This is a math equation that I don’t have all the variables to, plus there are other non-quantitative factors too. But I'll lay out some of the math and what else you should consider.
First off, you're obviously thinking about retirement and whether it makes sense to pay taxes on your pre-tax retirement savings now (converting to Roth) versus in retirement. I'll assume you're under 59 1/2. If you’re under 59 ½ and pay the taxes using the assets converted to a Roth, you will pay a 10% penalty on the tax amount. The best scenario when converting IRA assets to a Roth is having free cash outside of the IRA to pay the taxes.
- you're under 59 1/2
- you're in the 28% tax bracket
- you don't have free cash to pay the taxes so you need to pay the taxes from the IRA conversion or from another source (like the loan you're considering).
Let’s say you convert the $400,000 IRA. You'd have a $112,000 tax bill. If you pay the taxes from the converted amount, add another $11,200 in penalties (if you're over 59 1/2 then this wouldn't apply), resulting in a net amount invested into the Roth of $276,800. If the account earns 6% a year, it will hold $495,700 ten years down the road and any distributions will be totally tax free. If you don’t convert to a Roth, your $400,000 would grow to $716,339. But if you’re still in the 28% bracket, 28% of the money is Uncle Sam’s. Peel off his share and you have $515,765 after taxes. (This example ignores state income taxes). If you didn't have to pay the 10% penalty, your Roth would have $515,765 after 10 years, the same amount as the after tax IRA. So, if you don't have to pay the penalty, you can still take the monies from your Roth and come out in the same position. If your anticipated tax rate in retirement will be higher than it is now (no one really knows, and the younger you are the harder it will be to predict rates in the distant future), converting to the Roth now and paying taxes from the proceeds without the penalty is the most beneficial situation. A lower tax rate now with a higher tax rate in retirement gives the advantage to converting to a Roth. When you have a lower tax rate in retirement, a traditional IRA will net you more. Here’s a calculator to test different assumptions and tax rates: http://www.bankrate.com/calculators/retirement/convert-ira-roth-calculator.aspx
Now let's layer in the situation where you take a loan. The type of loan is certainly a factor. If the loan has interest that you can deduct on your taxes resulting in a lower net cost (like a home equity loan), then that's better than a personal loan where the interest doesn't benefit you. Let's assume the interest isn't deductible.
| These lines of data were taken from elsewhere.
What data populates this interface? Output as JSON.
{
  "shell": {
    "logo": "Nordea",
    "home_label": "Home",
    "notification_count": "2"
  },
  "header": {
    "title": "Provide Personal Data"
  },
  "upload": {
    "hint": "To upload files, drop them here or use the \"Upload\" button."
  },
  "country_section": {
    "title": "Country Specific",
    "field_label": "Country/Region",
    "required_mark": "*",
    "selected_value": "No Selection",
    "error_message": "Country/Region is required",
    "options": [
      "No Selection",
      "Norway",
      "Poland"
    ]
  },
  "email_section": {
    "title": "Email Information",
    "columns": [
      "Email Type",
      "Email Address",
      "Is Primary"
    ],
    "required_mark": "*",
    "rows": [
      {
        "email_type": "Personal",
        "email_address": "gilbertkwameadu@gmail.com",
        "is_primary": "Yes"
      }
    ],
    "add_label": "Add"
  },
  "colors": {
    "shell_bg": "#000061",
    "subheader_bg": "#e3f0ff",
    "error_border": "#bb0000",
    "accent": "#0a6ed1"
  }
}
The benefits you get with paying the taxes with a loan is that all of the IRA monies go into the Roth and the full amount is tax free in retirement. It’s the impact from the loan that can have a negative downstream effect that you need to account for.
If you took a 5 year loan at a rate of 8.5% on $112,000, you'd pay about $2,300 per month, and total interest over the term of the loan totaling about $26,000. If you were able to get a rate of 4% you’d pay about $13,000 in interest. Compare the interest numbers to the penalty you’d pay if you paid the taxes out of the IRA ($11,200). On a net basis, you’re better off paying the 10% penalty. If you’re thinking that keeping the $400,000 in the Roth is preferable so that those monies can grow tax-free, you’re right, it is preferable. $400,000 after 10 years at 6% is $716,325. The loan for the taxes with interest would have cost you $138,000. The difference is $578,325. That’s the highest net number of all the scenarios, however the downstream issues could be significant depending on your situation. You’ll have monthly payments you need to make for 5 years. What will $2,000+ per month do to your budget? Will those payments impact the amount you can contribute to a 401k for the duration of the loan? If that’s the case, will you miss a matching contribution from your employer, thereby leaving money on the table? What will the impact to your cash flow do to other goals?
In addition, when you convert the IRA to a Roth, the whole amount counts as income. A significant increase in your income could impact tax credits or other income based calculations, such as getting needs based financial aid for a child headed to college. You definitely should consider your income bracket and try to avoid pushing it higher by converting too much to the Roth. You can convert just portions of the IRA in order to manage your taxable income and possibly spread out the impact in order to avoid taking a loan.
There are a lot of variables here that you need to look at before taking next steps. I’d recommend having a Certified Financial Planner look at your question in conjunction with your entire situation to help you determine the best next steps.
WalletHub Answers is a free service that helps consumers access financial information. Information on WalletHub Answers is provided “as is” and should not be considered financial, legal or investment advice. WalletHub is not a financial advisor, law firm, “lawyer referral service,” or a substitute for a financial advisor, attorney, or law firm. You may want to hire a professional before making any decision. WalletHub does not endorse any particular contributors and cannot guarantee the quality or reliability of any information posted. The helpfulness of a financial advisor's answer is not indicative of future advisor performance.